Science Archives Workshop - April 25, Page 14 The HP Data Environment l Data from the Heliophysics Great Observatory reside in a distributed environment and are served from multiple sources. l Multimission Data Centers n Solar Data Analysis Center n Space Physics Data Facility (CDAWeb, OMNIWeb, etc.) n National Space Science Data Center l Mission-level active archives: e.g. ACE, TIMED, TRACE, Cluster, etc. l Much of our data are served from individual instrument sites. l We are moving into a new data environment of n Virtual Observatories for convenient search and access of the distributed data, and n Resident Archives to retain the distributed data sources even after mission termination. l We have a Data and Computing Working Group to help us move ahead.
Science Archives Workshop - April 25, Page 15 Goals of the HP Science Data Management Policy l Improve management of and access to HP mission data. l Clarify the architecture and associated data lifecycle milestones of the data environment. l Provide guidelines for proposals, Project Data Management Plans, NRAs, peer reviews, and other activities related to the HP data environment.
Science Archives Workshop - April 25, Page 16 Basic Philosophy l Evolve the existing HP data environment: n take advantage of new computer and Internet technologies to n respond to our evolving mission set and community research needs (enable the HP Great Observatory) l Blend ‘bottoms-up’, ‘market-driven’ implementation approaches with a ‘top-down’ vision for an integrated data environment. l Assure that the HP science community participates in all levels of data management.
Science Archives Workshop - April 25, Page 17 Guiding Principles l All data produced by the HP missions will be open and made available as soon as is practical. n Gurman's "Right Amount of Glue” from the Fall 2002 AGU meeting sets the philosophy [see a key component of which is a standard of behavior - share one’s data with everyone. l Data will be independently scientifically usable. n adequate documentation including uniform SPASE descriptions n sustainable and open data formats n easy electronic access n provision of appropriate analysis tools.
Science Archives Workshop - April 25, Page 18 Architecture l The environment will be distributed n Many archives with different internal workings l Data integration capabilities provided by discipline- based virtual observatories (“VxO’s”; VSO first for x = “Solar” and now 5 others) n linked by a central dictionary (“SPASE Data model”) and machine- to-machine communication routines. n Easily permits the inclusion of essential data sets from non-NASA sources. n Provides a context for services and advanced analysis tools developed under, e.g. AISRP, LWS TR&T, and the VxOs.
Science Archives Workshop - April 25, Page 19 Policy Recommendations, Etc. l The Policy includes: n Roles of data environment components n “Rules of the Road” for data use, n Recommendations for Project Data Management Plans and Mission Archive Plans, n A timeline of the HP mission data lifecycle
Science Archives Workshop - April 25, Page 20 Implementation l Use peer-review processes to assist in managing the elements of the environment. n NRAs for: (a) VxOs, (b) Data quality and access improvement, (c) Resident Archives, and (d) Value-added services. n Mission and Data Center Senior Reviews RA reviews. l Success will be determined by community use and feedback.
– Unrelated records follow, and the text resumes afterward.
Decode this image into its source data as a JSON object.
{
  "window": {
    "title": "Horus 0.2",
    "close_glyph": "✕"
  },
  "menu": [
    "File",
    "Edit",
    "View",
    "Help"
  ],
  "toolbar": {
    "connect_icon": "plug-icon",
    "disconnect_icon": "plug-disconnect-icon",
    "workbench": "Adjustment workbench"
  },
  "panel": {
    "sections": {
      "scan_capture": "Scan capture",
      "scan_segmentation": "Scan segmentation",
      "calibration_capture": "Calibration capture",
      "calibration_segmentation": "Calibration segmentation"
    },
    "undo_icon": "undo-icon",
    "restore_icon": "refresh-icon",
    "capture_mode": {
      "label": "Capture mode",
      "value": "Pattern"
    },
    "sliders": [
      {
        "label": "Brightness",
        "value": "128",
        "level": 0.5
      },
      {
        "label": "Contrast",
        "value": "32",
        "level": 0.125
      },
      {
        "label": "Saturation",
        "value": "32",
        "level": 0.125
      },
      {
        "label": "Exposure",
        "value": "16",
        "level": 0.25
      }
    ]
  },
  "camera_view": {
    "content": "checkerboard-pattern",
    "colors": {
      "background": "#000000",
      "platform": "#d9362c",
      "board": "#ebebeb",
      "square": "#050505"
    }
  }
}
The process is “market-driven.”
Science Archives Workshop - April 25, Page 21 Current Activities l Finalizing the Data Policy with community input. n Our goal is to have this ready for the MIDEX AO l Implementing a second round of VxOs and processing the next round of proposals for VxOs and related services. l Coordinating these efforts through frequent interactions and work with the SPASE group. l Implementing Resident Archives and the processes to manage these archives. l Working with new missions to incorporate the Data Policy from the start, and “retrofitting” older missions through VxOs and other means. l Working on collaboration with other NASA science divisions, other US agencies, and international partners. l Maintaining a web site for latest news about our data environment: